DWI or Driving While Intoxicated is one of the most common violation not just in the state of Texas but in the entire country. Hundreds of drivers and travelers are flagged down on different roads every day because of drunk driving while they are traveling. There are thousands of accidents reported every year involving drunk drivers among travelers. Thus, in recent years, the law became more stringent in the punishment for DWI in the hope of decreasing drunk driving.
Many travel lovers often ask whether or not DWI is considered a felony, especially in Texas. The answer to that is yes and no. A DWI conviction may or may not get counted as a felony depending on many different factors. Felony DWI does exist under certain conditions. However, it is best to learn everything you can on the different types of DWI charges to make everything clear.
DWI as Misdemeanor
Under normal circumstances, DWI is considered a misdemeanor and is punished as such. When you are convicted on your first and second time, it is still counted as a misdemeanor. Frequently, your first and second conviction is considered as a Class B misdemeanor, but the punishments differ. For your first offense, you will need to pay a fine of $2000 maximum plus imprisonment of up to six months. On your second conviction, your charges can reach up to $4000 plus imprisonment of a maximum of one year.
DWI as Felony
DWI may be considered as a felony under certain circumstances. It is often dependent on the situation or the severity of the outcome of your drunk driving. There are three conditions when a DWI gets counted as a felony. They are listed and explained below.
Conditions for Felony DWI
For most people, getting convicted for a particular violation once is enough to last them for a lifetime, but for some, it becomes a repetitive thing. Getting charged once is often understandable since no one is perfect. Your second could be justified, especially if you didn’t do it on purpose. However, the third is serious. Thus, the punishment becomes severe and is considered a felony offense. When you drink and drive often, it can cause different accidents which is damaging not just to you and your properties but also on other people. DWI is an offense that can be prevented and save lives.
Severe Bodily Injuries
When your drunk driving caused harm to other people or properties, you can get charged for a felony. It is especially true if proven that you exceeded the acceptable Blood Alcohol Content (BAC) which is 0.08 percent. Causing harm to yourself is not good but causing injury to others or properties is terrible. The official term for this is intoxication assault as written under the Texas Penal Code Section 49.07.
Whether it is accidental or not, killing someone due to drunk driving will land you in prison with a second-degree felony charge. The provisions for this is written under the Texas Penal Code 49.08. The punishment will also follow as written on the code.

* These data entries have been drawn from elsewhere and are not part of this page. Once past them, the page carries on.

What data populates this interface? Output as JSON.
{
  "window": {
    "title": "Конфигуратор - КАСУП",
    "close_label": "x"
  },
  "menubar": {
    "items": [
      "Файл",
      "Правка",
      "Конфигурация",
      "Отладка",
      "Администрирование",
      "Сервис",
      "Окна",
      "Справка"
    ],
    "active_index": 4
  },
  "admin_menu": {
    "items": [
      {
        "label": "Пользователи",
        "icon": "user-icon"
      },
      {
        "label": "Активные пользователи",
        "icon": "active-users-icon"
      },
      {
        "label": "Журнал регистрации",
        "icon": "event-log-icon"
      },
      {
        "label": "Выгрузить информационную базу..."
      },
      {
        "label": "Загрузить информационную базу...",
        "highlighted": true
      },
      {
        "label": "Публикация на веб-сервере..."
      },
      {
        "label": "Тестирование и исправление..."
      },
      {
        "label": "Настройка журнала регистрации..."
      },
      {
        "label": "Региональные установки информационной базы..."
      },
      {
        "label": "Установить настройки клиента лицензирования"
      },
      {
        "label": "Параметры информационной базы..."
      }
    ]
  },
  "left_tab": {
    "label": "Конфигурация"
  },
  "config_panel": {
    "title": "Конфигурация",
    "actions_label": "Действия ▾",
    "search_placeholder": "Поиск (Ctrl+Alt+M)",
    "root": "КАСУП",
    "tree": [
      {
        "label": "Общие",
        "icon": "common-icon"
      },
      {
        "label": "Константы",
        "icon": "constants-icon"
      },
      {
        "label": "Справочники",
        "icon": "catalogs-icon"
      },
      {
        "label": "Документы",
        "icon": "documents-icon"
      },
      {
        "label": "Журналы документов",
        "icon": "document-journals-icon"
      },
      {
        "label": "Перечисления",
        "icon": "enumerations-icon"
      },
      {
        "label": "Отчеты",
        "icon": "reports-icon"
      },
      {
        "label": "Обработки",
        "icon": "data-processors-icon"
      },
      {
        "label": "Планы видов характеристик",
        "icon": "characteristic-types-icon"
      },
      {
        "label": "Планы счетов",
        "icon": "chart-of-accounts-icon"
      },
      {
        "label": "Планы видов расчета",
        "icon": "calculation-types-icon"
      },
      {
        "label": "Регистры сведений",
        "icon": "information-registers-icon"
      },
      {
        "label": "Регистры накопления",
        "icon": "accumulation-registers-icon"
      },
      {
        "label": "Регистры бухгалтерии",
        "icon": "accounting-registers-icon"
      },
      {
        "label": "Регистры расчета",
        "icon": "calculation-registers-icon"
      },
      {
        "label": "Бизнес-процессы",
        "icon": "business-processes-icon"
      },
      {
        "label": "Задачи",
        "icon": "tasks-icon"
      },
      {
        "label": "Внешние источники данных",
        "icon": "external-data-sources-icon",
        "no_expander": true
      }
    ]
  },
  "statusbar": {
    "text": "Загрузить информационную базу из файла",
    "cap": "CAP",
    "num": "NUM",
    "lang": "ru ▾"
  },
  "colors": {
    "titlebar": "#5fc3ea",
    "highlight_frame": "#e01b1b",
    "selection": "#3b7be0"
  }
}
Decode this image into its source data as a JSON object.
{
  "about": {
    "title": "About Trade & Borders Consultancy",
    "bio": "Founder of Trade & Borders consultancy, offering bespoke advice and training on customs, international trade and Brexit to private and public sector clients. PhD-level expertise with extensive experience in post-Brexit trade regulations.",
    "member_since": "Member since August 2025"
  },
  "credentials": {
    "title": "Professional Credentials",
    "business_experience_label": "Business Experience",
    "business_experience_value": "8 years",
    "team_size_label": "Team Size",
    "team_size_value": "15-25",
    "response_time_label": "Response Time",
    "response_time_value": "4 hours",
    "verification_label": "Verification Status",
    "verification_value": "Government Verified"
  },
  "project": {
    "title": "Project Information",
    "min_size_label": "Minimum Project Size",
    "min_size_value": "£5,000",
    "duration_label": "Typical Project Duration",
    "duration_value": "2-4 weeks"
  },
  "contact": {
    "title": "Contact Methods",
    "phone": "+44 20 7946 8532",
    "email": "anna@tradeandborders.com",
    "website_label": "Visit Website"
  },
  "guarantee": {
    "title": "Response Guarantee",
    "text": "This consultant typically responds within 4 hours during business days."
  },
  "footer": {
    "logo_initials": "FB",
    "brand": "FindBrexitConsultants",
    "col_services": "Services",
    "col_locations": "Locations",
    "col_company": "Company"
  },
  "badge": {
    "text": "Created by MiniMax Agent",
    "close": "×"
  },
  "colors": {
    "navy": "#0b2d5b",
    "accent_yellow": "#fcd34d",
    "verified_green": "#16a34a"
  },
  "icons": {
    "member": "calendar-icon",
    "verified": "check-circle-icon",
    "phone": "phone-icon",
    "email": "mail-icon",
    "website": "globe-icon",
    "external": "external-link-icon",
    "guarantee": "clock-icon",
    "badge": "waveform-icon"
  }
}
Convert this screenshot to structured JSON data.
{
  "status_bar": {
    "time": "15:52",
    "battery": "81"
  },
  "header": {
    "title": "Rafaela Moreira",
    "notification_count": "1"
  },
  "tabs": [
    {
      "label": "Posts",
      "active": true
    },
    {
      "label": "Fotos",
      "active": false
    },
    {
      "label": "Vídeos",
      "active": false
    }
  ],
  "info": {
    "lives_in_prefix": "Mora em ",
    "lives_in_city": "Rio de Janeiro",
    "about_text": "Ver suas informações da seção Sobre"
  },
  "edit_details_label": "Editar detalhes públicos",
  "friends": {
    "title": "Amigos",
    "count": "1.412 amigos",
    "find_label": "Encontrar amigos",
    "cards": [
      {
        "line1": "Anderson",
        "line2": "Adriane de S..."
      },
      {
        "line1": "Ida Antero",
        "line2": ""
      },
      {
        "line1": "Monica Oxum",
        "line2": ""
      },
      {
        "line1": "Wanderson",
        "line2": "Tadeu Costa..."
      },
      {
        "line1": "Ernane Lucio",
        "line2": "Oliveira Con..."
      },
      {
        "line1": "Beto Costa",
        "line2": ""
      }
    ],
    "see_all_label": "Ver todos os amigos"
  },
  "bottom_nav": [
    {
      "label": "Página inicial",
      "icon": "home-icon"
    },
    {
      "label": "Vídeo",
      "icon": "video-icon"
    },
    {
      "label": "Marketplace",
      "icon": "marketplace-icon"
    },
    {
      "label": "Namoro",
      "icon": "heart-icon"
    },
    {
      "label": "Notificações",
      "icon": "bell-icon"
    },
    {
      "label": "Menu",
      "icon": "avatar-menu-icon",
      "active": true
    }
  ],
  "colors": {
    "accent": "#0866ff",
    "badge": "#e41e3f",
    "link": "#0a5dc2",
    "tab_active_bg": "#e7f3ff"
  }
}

As a traveler, you need to be familiar with the things mentioned above to safeguard yourself during your travel, especially in Texas. If you need assistance relating to a DWI case, visit our firm so we can help you sort it out.